Jeff Clark of Celtics Blog has posted a great Q&A with Paul Flannery. There is an implication in the first question that being a Celtics fan and being a league-wide NBA fan are mutually exclusive, which makes little sense to me, though I understand the point. Having lived on the west coast for ten years, it’s much easier to appreciate the entire NBA (especially the Western Conference) than it was when I lived in Boston. Anyway, I thoroughly enjoyed the Q&A. The topic of individual Celtics as musical artists comes up. I wrote about this a while back. For me, Rondo is half-Prince, half-Andrew Bird. Pierce is Eddie Vedder. Garnett is all of Radiohead. The NBA and music: endless parallels.
Back to Paul Flannery…. he writes good! Read him on Sundays at SB Nation.
Flannery understands that engaging writing is about narrative rather than quantification or proving expertise. His response to Clark’s question on Rondo and the media was especially on point. Clark was baiting/inviting him to talk about why people dismiss Rondo as simply a “jerk,” rather than think complexly about the interaction between athletes and the media. We need more Journalism professors who double as NBA writers. Empathy and complexity are what give a narrative depth. Empathy and complexity are not part of sports talk radio. While advanced metrics often focus on complexity, they often ignore real-world context, or “the human element.” Your numbers will not defeat my beating heart, is the ideological/aesthetic debate that threatens to engulf modern fandom.
Here is Flannery’s response:
Such a loaded question! My thing is that I try not to take it personally when guys blow me off or don’t give me good quotes. If that’s who they are, then that’s part of their story. Rondo doesn’t play the media game because he thinks it’s fake. KG doesn’t because he’s an intensely private person. That’s part of their personalities. Put it this way: I’d rather get the Rondo deathstare to a question than some canned cliche response.

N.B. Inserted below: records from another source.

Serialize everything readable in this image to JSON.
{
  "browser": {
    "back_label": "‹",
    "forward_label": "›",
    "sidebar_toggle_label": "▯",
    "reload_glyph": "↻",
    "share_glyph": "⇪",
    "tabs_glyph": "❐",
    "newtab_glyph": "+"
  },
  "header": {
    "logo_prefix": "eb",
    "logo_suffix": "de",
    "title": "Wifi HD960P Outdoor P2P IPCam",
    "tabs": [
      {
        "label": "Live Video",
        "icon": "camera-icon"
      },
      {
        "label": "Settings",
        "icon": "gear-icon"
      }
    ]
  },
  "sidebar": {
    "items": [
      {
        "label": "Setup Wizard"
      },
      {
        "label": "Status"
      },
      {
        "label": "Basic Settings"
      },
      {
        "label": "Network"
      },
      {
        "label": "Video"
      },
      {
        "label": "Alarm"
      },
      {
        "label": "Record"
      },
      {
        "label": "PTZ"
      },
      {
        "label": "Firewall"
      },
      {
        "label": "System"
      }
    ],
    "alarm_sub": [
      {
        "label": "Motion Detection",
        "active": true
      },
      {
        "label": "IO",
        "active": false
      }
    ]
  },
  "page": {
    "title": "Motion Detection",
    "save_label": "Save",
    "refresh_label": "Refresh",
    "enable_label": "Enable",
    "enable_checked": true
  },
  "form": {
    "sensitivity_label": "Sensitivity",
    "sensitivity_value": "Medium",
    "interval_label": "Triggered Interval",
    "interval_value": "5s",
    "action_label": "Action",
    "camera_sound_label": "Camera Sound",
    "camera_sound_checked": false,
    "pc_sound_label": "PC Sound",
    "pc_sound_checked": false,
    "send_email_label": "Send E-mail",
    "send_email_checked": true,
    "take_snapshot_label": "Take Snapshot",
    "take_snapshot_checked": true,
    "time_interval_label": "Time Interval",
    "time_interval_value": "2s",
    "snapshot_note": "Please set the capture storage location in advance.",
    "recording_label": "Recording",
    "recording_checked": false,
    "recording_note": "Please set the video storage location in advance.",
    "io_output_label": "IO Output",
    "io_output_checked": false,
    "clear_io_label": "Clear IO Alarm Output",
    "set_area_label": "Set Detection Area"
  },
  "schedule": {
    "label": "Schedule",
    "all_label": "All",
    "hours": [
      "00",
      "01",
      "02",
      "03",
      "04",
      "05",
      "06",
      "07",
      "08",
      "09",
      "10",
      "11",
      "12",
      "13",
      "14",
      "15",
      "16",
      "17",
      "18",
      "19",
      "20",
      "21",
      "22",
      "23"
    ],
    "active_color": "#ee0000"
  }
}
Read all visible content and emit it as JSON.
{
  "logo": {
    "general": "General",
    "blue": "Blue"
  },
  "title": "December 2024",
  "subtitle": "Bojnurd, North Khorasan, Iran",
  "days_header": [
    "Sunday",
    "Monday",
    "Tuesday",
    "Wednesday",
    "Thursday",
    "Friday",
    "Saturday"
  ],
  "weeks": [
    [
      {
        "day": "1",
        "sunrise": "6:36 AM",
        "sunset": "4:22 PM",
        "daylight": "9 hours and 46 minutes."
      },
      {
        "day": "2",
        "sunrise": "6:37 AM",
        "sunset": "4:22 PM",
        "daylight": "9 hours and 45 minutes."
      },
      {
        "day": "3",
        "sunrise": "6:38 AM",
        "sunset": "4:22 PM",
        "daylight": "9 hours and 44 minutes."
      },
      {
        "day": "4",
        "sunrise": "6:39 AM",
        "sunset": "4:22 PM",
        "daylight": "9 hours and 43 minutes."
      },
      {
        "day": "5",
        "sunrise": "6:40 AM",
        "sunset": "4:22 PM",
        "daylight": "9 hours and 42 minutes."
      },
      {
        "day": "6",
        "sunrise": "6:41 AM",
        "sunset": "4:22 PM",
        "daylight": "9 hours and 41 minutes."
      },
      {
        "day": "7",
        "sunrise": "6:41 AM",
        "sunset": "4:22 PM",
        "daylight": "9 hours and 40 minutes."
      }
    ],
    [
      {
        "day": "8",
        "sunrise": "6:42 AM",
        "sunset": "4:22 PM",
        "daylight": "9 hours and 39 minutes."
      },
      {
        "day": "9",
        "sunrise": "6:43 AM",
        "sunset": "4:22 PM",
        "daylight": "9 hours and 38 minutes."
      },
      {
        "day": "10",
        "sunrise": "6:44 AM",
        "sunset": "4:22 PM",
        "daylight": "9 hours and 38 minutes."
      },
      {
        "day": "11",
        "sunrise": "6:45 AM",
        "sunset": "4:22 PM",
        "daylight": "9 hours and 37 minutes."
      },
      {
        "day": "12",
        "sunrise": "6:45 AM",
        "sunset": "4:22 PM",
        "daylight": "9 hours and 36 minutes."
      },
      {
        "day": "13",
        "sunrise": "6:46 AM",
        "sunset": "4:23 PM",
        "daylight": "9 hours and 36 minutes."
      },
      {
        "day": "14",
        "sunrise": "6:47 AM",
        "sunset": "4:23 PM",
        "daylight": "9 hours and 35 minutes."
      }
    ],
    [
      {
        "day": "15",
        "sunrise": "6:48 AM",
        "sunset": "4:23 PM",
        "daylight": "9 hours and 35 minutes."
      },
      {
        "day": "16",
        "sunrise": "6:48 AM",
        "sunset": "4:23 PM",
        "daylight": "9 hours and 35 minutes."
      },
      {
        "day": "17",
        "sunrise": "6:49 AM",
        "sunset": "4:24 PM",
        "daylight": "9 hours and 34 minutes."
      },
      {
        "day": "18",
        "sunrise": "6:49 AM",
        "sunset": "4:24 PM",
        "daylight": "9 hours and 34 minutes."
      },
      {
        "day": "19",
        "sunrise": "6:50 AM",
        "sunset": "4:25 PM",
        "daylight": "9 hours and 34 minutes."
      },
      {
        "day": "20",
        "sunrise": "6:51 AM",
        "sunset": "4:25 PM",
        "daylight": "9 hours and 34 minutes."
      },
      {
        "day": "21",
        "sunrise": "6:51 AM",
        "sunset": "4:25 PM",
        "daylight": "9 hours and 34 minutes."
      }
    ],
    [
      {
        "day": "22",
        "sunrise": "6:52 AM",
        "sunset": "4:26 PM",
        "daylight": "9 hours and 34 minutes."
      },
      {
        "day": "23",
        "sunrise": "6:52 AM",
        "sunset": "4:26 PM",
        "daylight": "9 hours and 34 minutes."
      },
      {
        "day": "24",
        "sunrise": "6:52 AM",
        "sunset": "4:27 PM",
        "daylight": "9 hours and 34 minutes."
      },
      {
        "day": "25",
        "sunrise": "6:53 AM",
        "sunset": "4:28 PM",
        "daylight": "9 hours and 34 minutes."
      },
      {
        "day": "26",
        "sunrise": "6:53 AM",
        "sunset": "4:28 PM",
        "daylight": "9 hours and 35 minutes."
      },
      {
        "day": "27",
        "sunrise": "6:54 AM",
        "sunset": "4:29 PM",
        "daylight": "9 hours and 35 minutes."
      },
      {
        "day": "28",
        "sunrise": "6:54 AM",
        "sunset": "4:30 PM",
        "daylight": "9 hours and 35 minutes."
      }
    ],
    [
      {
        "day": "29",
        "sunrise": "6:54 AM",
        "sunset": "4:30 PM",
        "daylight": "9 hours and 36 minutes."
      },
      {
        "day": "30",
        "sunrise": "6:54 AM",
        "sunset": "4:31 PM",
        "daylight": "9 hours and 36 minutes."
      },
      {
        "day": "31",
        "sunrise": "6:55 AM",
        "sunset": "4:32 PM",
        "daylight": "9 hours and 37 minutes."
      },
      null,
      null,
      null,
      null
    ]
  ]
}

Beat writers put up with stuff because they have to. They don’t have the luxury of saying, “Screw this guy. I’m not talking to him.” Because the moment they do, they might miss something important. Whether fans care or not is up to them, but being a jerk tends to be pretty low on their list of concerns as long as they’re winning. In terms of team dynamics, the more talent a player has and the more they produce, the more they are allowed to do whatever they want. That’s true in all sports and life, really. Honestly, I think talent should be indulged and given a wide berth.
Look at Bill Russell. Red let Russell be Russell and that was the key to those teams because when they put the ball in play, Russell did everything he could to try and win the game. That’s really all you can ask of an athlete. The fact that Russell is a transcendent personality and one of the most important athletes who ever lived makes his story all the more compelling. KG and Rondo aren’t Russell. Who is? But I’d rather cover them than a bunch of “good guys” who say the right things all the time and don’t make waves.
They’re both neurotic as hell and weird, but that makes them interesting to write about. There’s reasons for everything they do. I just try to figure out what those reasons are and make sense of them as basketball players because we really don’t know what they’re like when they’re home with their families.
To read the whole thing, click here: http://www.celticsblog.com/2014/3/25/5545282/celticsblog-high-five-with-paul-flannery
To check out Clark’s Q&A with Celtics radio legend Sean Grande, click here:http://www.celticsblog.com/2014/3/21/5532880/celticsblog-high-five-with-sean-grande/in/5297135